On June 23, an MSF ambulance transporting a pregnant woman to the hospital was stopped by a group of 20 armed men at a barricade. They threatened the team by pointing guns at their heads and forced them to turn back. On the same day, a patient leaving MSF’s Martissant Center was shot dead as he left the building, right outside the main entrance where a metal gate is emblazoned with the words “Weapons Forbidden”.
On the night of June 23, 2019, a patient was shot dead just in front of this gate at MSF’s Martissant Center in Port-au-Prince.
Haiti 2019 © Sandra Lamarque/MSF
MSF’s Martissant Center is one of just a few emergency rooms that function 24/7. The 26-bed center provides lifesaving stabilization and care to patients, free of charge, before transferring them to larger health facilities with advanced surgical capacity.
“We work day and night to save lives in a very stressful context,” said Samira Loulidi, coordinator of the Martissant Center. “When patients arrive, we stabilize them and give them first aid care. But we are not a hospital, and we need a functioning referral system to ensure more advanced medical care for patients [with multiple traumatic injuries].”
Loulidi added that it can be extremely difficult to secure adequate follow-up care for these patients in a beleaguered health system. “Today, we have to try our luck with two or three hospitals, and sometimes more, before being able to find a solution for a patient – sometimes without success,” she said. “There is always something missing, whether it’s medical staff, blood, or medicines. In circumstances like these, how can you guarantee vital continuity of care? It’s just unbearable.”
Amid these challenges, MSF teams continue to respond to critical health needs in Haiti, as people struggle to deal with social tensions and violence.

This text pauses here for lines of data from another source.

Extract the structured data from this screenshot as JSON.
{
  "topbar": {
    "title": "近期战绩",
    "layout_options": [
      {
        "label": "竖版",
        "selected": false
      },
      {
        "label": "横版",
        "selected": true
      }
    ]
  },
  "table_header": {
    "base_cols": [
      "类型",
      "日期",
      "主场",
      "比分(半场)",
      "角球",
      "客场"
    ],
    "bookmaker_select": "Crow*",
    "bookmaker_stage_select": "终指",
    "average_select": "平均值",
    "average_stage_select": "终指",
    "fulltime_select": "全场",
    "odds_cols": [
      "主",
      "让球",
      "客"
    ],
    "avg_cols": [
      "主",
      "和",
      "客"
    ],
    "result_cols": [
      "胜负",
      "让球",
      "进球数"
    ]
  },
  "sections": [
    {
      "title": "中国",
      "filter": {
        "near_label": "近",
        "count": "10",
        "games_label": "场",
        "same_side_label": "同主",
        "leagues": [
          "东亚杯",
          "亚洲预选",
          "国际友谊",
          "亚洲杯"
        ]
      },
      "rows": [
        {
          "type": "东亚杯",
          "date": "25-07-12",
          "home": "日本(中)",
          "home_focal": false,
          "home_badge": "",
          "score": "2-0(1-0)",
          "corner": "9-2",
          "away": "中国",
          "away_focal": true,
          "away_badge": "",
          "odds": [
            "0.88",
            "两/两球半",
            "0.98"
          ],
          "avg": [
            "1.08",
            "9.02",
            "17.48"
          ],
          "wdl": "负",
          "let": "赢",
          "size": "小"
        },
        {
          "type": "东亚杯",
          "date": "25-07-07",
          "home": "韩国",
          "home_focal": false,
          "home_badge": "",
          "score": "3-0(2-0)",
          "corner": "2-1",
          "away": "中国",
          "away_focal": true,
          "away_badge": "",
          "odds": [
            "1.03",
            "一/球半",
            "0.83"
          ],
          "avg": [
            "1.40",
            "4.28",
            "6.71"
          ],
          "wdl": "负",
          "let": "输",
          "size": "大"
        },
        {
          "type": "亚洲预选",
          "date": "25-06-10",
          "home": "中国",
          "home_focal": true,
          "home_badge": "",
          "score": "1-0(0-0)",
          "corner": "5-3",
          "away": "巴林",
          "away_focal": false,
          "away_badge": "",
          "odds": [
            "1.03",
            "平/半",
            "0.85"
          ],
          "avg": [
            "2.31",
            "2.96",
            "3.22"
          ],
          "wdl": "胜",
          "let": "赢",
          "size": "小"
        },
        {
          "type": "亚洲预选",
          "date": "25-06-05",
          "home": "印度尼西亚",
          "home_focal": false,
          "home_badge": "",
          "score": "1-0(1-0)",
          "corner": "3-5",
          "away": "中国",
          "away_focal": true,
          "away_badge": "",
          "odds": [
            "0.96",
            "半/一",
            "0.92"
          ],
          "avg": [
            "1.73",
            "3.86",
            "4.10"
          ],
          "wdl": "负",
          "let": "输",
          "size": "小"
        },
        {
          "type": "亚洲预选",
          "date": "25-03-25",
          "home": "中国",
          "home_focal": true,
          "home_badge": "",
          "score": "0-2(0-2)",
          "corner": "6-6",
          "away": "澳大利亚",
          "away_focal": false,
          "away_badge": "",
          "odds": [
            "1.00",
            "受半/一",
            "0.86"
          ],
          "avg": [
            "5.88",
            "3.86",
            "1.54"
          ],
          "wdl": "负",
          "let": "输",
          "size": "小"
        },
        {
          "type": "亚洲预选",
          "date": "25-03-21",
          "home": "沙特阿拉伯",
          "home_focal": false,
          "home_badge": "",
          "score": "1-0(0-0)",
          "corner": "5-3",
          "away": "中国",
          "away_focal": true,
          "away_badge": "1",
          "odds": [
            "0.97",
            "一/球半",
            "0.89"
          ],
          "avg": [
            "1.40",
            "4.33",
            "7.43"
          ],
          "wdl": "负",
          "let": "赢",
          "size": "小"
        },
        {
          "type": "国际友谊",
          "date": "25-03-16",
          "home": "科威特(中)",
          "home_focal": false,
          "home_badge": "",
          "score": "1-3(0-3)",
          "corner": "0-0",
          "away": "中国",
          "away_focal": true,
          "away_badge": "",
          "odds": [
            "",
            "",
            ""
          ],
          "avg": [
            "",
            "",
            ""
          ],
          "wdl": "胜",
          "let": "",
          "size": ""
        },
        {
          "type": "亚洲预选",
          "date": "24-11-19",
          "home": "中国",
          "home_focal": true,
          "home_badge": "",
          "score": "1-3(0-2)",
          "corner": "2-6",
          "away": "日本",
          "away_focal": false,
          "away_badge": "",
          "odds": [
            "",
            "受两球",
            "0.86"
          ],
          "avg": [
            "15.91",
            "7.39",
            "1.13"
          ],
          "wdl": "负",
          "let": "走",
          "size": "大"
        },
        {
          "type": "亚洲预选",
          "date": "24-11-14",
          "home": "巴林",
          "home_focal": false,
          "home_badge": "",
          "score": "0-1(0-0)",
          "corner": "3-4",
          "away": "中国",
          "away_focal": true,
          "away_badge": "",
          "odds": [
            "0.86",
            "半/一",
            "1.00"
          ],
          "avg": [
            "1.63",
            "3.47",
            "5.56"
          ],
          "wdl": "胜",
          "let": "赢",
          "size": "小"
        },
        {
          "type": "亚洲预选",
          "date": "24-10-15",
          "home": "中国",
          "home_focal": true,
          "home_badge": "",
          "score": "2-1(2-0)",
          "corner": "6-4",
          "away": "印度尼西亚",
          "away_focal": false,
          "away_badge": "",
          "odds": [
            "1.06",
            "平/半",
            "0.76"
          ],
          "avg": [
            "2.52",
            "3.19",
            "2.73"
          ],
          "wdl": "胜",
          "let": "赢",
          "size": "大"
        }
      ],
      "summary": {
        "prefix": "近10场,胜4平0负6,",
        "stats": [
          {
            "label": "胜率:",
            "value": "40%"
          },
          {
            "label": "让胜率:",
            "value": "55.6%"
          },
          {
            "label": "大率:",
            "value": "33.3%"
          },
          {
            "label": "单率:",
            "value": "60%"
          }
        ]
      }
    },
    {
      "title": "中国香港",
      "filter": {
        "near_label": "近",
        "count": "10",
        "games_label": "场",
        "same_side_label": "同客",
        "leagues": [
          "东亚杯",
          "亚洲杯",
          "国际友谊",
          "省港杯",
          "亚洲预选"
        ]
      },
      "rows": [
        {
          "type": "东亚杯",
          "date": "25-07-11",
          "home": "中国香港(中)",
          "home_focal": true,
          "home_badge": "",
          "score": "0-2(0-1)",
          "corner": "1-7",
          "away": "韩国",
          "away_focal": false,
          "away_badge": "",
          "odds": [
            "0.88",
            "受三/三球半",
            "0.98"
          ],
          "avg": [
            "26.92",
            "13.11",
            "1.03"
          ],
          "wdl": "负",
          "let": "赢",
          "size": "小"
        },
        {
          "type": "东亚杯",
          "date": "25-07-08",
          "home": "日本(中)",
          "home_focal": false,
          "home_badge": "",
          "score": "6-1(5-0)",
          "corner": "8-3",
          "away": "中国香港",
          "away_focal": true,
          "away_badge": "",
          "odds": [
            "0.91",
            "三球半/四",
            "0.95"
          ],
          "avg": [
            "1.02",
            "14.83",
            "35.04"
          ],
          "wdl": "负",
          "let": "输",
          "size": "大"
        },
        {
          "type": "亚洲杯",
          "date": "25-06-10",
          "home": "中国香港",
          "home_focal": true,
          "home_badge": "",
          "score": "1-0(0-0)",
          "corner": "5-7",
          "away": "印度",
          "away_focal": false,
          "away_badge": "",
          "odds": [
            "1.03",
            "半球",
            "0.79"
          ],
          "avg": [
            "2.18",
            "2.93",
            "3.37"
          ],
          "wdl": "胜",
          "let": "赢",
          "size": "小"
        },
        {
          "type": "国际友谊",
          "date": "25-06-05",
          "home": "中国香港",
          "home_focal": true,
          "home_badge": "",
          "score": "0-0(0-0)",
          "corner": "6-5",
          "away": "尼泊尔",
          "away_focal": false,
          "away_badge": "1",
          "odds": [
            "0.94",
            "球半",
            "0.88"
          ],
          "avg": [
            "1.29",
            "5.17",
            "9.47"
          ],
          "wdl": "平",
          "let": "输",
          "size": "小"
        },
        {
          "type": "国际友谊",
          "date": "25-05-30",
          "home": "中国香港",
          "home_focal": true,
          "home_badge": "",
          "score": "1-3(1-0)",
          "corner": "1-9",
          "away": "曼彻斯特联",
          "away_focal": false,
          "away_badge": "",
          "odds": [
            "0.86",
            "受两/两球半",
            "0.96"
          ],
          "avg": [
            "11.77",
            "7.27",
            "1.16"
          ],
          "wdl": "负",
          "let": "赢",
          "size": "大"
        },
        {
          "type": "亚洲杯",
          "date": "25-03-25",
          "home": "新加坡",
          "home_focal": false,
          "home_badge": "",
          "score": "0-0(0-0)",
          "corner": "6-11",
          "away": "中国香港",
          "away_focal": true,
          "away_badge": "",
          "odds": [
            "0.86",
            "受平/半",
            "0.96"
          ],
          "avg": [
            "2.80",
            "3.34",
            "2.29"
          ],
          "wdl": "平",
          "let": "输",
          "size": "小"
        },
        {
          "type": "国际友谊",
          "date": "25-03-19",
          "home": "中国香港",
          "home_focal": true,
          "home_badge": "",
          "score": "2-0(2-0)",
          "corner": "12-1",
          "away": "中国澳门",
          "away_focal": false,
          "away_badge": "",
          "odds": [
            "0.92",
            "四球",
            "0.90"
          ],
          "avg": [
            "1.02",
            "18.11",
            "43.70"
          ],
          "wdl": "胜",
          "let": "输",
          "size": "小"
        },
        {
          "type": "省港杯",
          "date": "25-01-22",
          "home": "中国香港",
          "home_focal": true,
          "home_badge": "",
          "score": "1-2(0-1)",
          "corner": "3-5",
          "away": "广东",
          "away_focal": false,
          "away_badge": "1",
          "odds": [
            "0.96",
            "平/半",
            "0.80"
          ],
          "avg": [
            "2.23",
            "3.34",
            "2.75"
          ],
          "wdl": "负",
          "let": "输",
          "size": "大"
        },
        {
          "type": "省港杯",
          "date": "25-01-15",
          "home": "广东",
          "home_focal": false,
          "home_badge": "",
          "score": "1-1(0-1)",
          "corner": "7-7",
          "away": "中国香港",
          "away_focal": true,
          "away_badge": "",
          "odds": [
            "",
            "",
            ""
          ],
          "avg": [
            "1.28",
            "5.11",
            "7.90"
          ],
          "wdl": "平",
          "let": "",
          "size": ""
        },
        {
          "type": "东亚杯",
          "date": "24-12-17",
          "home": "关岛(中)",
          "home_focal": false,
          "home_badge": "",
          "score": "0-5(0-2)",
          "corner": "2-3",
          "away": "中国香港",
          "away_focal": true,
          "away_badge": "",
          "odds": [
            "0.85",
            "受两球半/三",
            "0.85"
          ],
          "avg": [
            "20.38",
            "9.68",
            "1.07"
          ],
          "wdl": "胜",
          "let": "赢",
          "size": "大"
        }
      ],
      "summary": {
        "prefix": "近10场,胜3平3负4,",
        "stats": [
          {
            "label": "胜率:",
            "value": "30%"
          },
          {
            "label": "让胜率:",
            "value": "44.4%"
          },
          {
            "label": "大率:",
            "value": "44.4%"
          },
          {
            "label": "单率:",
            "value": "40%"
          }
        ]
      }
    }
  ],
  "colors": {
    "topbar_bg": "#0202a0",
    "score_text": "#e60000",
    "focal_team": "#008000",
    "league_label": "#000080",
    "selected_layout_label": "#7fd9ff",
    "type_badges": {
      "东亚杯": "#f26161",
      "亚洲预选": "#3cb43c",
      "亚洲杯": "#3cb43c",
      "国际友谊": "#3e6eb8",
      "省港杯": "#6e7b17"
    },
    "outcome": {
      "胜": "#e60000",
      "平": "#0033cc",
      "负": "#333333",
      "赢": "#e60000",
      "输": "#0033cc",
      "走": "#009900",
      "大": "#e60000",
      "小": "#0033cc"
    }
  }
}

The unfortunate thing is that those who are paying people to demonstrate live in up-scale areas where no one would dream of bothering them.
One of Doctor Boulos’ street mobs burned down one of the few hospital facilities in Cite Soleir. The people had little medial hope before. Now they have none.
Disgusting, disgusting, disgusting!